_PROBLEM TO WORK ON:_
Each of the lines below must be written out exactly as shown.

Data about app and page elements
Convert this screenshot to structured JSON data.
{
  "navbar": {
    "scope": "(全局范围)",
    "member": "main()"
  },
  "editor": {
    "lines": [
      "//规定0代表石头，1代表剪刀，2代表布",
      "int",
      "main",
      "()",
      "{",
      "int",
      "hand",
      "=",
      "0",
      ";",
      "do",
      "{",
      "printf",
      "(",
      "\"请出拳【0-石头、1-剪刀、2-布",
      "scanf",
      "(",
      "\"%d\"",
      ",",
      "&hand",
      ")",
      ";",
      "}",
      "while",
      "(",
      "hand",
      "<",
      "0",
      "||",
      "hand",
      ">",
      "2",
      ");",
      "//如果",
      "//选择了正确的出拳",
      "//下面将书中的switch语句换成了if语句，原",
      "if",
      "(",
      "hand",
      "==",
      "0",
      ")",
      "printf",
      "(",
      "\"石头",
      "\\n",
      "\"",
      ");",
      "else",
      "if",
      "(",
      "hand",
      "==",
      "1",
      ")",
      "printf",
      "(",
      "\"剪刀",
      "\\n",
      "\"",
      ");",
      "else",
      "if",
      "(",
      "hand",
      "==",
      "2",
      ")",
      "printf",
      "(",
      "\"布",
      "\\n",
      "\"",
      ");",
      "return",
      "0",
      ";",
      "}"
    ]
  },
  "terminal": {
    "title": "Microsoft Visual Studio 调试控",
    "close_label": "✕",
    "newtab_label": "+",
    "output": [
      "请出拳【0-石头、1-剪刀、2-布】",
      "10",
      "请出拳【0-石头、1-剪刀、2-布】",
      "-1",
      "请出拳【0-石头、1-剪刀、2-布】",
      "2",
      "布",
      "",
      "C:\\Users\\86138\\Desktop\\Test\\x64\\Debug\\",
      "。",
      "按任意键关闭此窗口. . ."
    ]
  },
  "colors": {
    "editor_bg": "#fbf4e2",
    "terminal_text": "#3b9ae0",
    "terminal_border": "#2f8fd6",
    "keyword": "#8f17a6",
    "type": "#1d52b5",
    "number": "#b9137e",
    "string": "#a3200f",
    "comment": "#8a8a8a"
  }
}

_ANSWER TO THIS EXERCISE:_
Convert this screenshot to structured JSON data.
{
  "navbar": {
    "scope": "(全局范围)",
    "member": "main()"
  },
  "editor": {
    "lines": [
      "//规定0代表石头，1代表剪刀，2代表布",
      "int",
      "main",
      "()",
      "{",
      "int",
      "hand",
      "=",
      "0",
      ";",
      "do",
      "{",
      "printf",
      "(",
      "\"请出拳【0-石头、1-剪刀、2-布",
      "scanf",
      "(",
      "\"%d\"",
      ",",
      "&hand",
      ")",
      ";",
      "}",
      "while",
      "(",
      "hand",
      "<",
      "0",
      "||",
      "hand",
      ">",
      "2",
      ");",
      "//如果",
      "//选择了正确的出拳",
      "//下面将书中的switch语句换成了if语句，原",
      "if",
      "(",
      "hand",
      "==",
      "0",
      ")",
      "printf",
      "(",
      "\"石头",
      "\\n",
      "\"",
      ");",
      "else",
      "if",
      "(",
      "hand",
      "==",
      "1",
      ")",
      "printf",
      "(",
      "\"剪刀",
      "\\n",
      "\"",
      ");",
      "else",
      "if",
      "(",
      "hand",
      "==",
      "2",
      ")",
      "printf",
      "(",
      "\"布",
      "\\n",
      "\"",
      ");",
      "return",
      "0",
      ";",
      "}"
    ]
  },
  "terminal": {
    "title": "Microsoft Visual Studio 调试控",
    "close_label": "✕",
    "newtab_label": "+",
    "output": [
      "请出拳【0-石头、1-剪刀、2-布】",
      "10",
      "请出拳【0-石头、1-剪刀、2-布】",
      "-1",
      "请出拳【0-石头、1-剪刀、2-布】",
      "2",
      "布",
      "",
      "C:\\Users\\86138\\Desktop\\Test\\x64\\Debug\\",
      "。",
      "按任意键关闭此窗口. . ."
    ]
  },
  "colors": {
    "editor_bg": "#fbf4e2",
    "terminal_text": "#3b9ae0",
    "terminal_border": "#2f8fd6",
    "keyword": "#8f17a6",
    "type": "#1d52b5",
    "number": "#b9137e",
    "string": "#a3200f",
    "comment": "#8a8a8a"
  }
}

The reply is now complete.